**Task instructions:**
Go through the records and report each line holding the string "false".

Items from an interface collection

* * *

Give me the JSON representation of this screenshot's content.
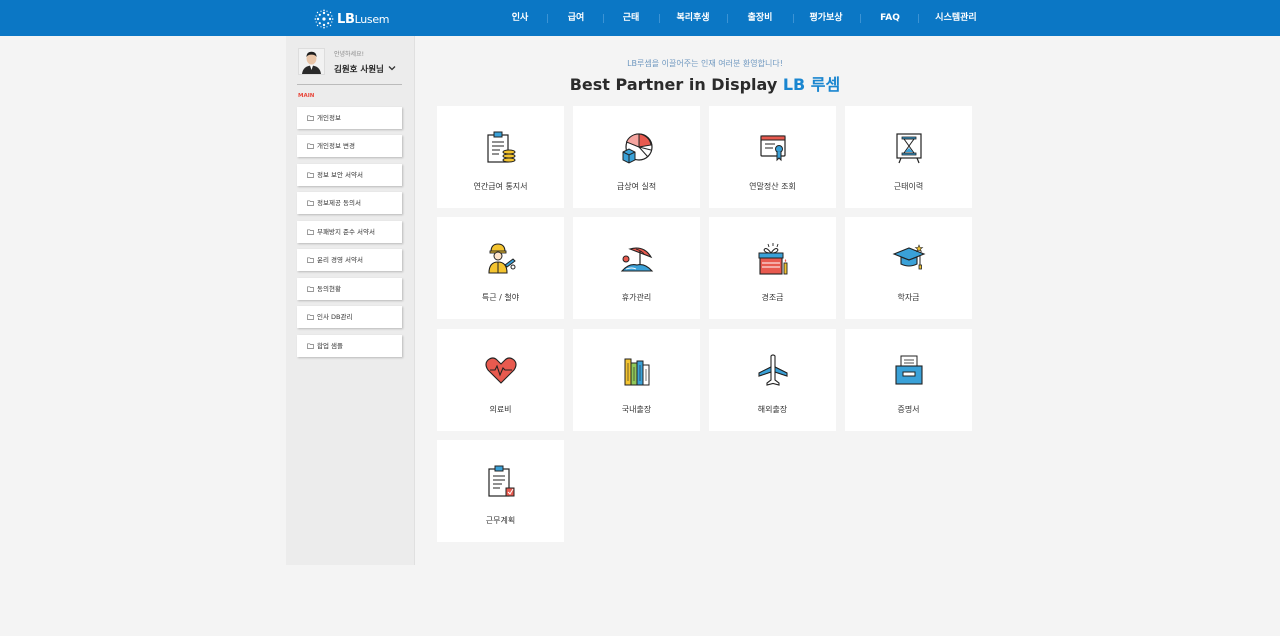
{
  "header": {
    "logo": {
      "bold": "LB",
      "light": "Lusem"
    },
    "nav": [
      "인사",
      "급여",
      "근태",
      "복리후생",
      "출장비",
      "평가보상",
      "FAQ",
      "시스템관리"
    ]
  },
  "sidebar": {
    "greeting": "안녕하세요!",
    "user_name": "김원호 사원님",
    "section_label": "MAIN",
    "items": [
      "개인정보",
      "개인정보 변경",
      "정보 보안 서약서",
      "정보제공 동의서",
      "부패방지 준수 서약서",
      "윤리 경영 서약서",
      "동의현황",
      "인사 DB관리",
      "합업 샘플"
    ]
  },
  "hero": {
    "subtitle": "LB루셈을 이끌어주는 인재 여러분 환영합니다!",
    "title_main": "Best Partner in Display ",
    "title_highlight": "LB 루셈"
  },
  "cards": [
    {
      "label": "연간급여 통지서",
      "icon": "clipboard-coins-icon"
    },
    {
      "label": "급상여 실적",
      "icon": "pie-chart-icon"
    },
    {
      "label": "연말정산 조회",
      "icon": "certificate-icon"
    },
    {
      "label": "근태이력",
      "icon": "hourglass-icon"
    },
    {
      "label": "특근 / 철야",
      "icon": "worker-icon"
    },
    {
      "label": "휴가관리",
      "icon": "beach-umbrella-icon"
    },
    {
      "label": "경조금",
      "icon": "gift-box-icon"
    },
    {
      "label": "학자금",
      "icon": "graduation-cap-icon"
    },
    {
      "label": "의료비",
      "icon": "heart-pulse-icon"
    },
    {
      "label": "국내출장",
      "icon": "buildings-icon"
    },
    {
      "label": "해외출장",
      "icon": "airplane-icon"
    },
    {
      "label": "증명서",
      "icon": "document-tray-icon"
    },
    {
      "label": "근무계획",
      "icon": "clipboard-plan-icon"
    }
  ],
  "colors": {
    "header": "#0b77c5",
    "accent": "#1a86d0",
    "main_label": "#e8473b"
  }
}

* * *

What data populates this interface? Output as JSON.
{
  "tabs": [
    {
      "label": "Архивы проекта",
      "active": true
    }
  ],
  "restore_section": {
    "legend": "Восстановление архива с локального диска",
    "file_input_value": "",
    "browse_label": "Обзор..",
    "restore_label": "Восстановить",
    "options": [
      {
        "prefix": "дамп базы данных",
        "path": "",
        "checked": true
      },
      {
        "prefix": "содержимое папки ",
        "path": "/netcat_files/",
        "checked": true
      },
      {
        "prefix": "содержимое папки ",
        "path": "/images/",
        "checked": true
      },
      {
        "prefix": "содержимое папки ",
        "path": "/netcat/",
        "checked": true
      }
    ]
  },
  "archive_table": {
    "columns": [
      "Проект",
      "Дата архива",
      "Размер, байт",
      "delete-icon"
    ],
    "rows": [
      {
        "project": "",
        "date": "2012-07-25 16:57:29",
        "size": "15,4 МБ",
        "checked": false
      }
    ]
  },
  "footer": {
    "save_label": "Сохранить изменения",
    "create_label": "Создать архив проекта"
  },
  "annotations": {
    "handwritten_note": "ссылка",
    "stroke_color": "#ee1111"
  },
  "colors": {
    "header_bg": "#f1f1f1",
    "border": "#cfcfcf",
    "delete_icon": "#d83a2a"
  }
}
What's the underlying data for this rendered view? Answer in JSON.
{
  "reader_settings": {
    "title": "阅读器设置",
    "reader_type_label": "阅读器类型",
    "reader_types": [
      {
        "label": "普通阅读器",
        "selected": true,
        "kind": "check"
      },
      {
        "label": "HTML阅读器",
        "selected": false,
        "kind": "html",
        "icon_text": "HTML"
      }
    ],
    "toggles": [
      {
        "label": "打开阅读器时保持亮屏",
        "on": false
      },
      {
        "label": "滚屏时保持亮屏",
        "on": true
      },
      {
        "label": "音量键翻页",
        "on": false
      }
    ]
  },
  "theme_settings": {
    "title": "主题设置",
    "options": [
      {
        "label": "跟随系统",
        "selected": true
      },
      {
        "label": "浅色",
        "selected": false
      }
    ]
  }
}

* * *

**Task response:**
        "checked": false
        "selected": false,
        "on": false
        "on": false
        "selected": false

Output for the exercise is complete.